Gendered Healing Votives in Roman Gaul: Representing the Body in a Colonial Context
AffiliationUniv Arizona, Sch Anthropol
MetadataShow full item record
PublisherARCHAEOLOGICAL INST AMERICA
CitationWigodner, Alena. “Gendered Healing Votives in Roman Gaul: Representing the Body in a Colonial Context.” American Journal of Archaeology, vol. 123, no. 4, 2019, pp. 619–642. JSTOR, www.jstor.org/stable/10.3764/aja.123.4.0619. Accessed 14 Apr. 2020.
JournalAMERICAN JOURNAL OF ARCHAEOLOGY
RightsCopyright © 2019 by the Archaeological Institute of America
Collection InformationThis item from the UA Faculty Publications collection is made available by the University of Arizona with support from the University of Arizona Libraries. If you have questions, please contact us at firstname.lastname@example.org.

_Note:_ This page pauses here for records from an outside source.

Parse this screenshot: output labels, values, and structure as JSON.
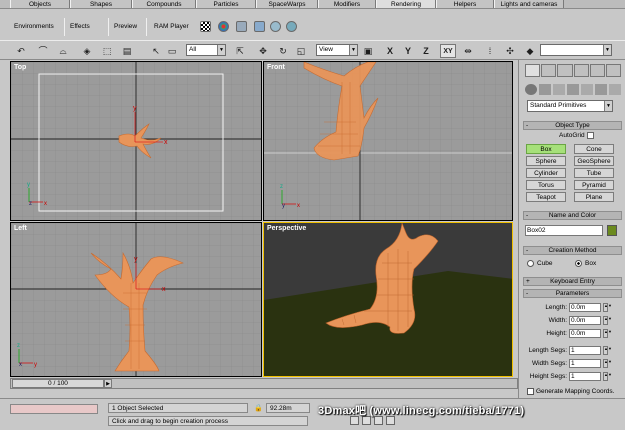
{
  "tabs_top": [
    "Objects",
    "Shapes",
    "Compounds",
    "Particles",
    "SpaceWarps",
    "Modifiers",
    "Rendering",
    "Helpers",
    "Lights and cameras"
  ],
  "tabs_row2": [
    "Environments",
    "Effects",
    "Preview",
    "RAM Player"
  ],
  "toolbar": {
    "selection_filter": "All",
    "coord_system": "View",
    "axis_x": "X",
    "axis_y": "Y",
    "axis_z": "Z",
    "axis_xy": "XY"
  },
  "viewports": {
    "top": "Top",
    "front": "Front",
    "left": "Left",
    "perspective": "Perspective"
  },
  "command_panel": {
    "category": "Standard Primitives",
    "object_type": "Object Type",
    "autogrid": "AutoGrid",
    "buttons": [
      "Box",
      "Cone",
      "Sphere",
      "GeoSphere",
      "Cylinder",
      "Tube",
      "Torus",
      "Pyramid",
      "Teapot",
      "Plane"
    ],
    "name_and_color": "Name and Color",
    "object_name": "Box02",
    "object_color": "#6b8a1e",
    "creation_method": "Creation Method",
    "cube": "Cube",
    "box": "Box",
    "keyboard_entry": "Keyboard Entry",
    "parameters": "Parameters",
    "length_label": "Length:",
    "length": "0.0m",
    "width_label": "Width:",
    "width": "0.0m",
    "height_label": "Height:",
    "height": "0.0m",
    "length_segs_label": "Length Segs:",
    "length_segs": "1",
    "width_segs_label": "Width Segs:",
    "width_segs": "1",
    "height_segs_label": "Height Segs:",
    "height_segs": "1",
    "mapping": "Generate Mapping Coords."
  },
  "timeline": {
    "frame": "0 / 100"
  },
  "status": {
    "selected": "1 Object Selected",
    "prompt": "Click and drag to begin creation process",
    "coord": "92.28m"
  },
  "watermark": "3Dmax吧 (www.linecg.com/tieba/1771)",
  "colors": {
    "tree": "#e8955a",
    "ground": "#2a3210",
    "sky": "#3a3a3a"
  }
}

AbstractAfter the annexation of Gaul into the Roman empire, a new religious practice began in the Gallic provinces: offering votive objects representing either parts of the body or the entire body at healing sanctuaries. Analysis of these votives offers a unique way to study the identities of women, especially nonelite women who are often archaeologically invisible. Representational healing votives allow for study of gendered experiences of colonialism in Roman Gaul because women and men were positioned differently with respect to the colonial power structure. This study of 1,050 published votive objects reveals gendered differences in body parts represented, materials used, and preferred artistic style. In scholarship on gendered behavior in colonial contexts, it is commonly argued that women generally acted as guardians of indigenous cultural practices while men more readily took on the culture of the colonizer. The results of the present examination suggest that, in Gallo-Roman healing religion, the opposite was true: while men more often referenced an indigenous identity in their votives, women represented themselves in a Roman manner more often. These results have significant implications for our for our understanding of gendered experiences of colonioalism in the Roman provinces.
VersionFinal published version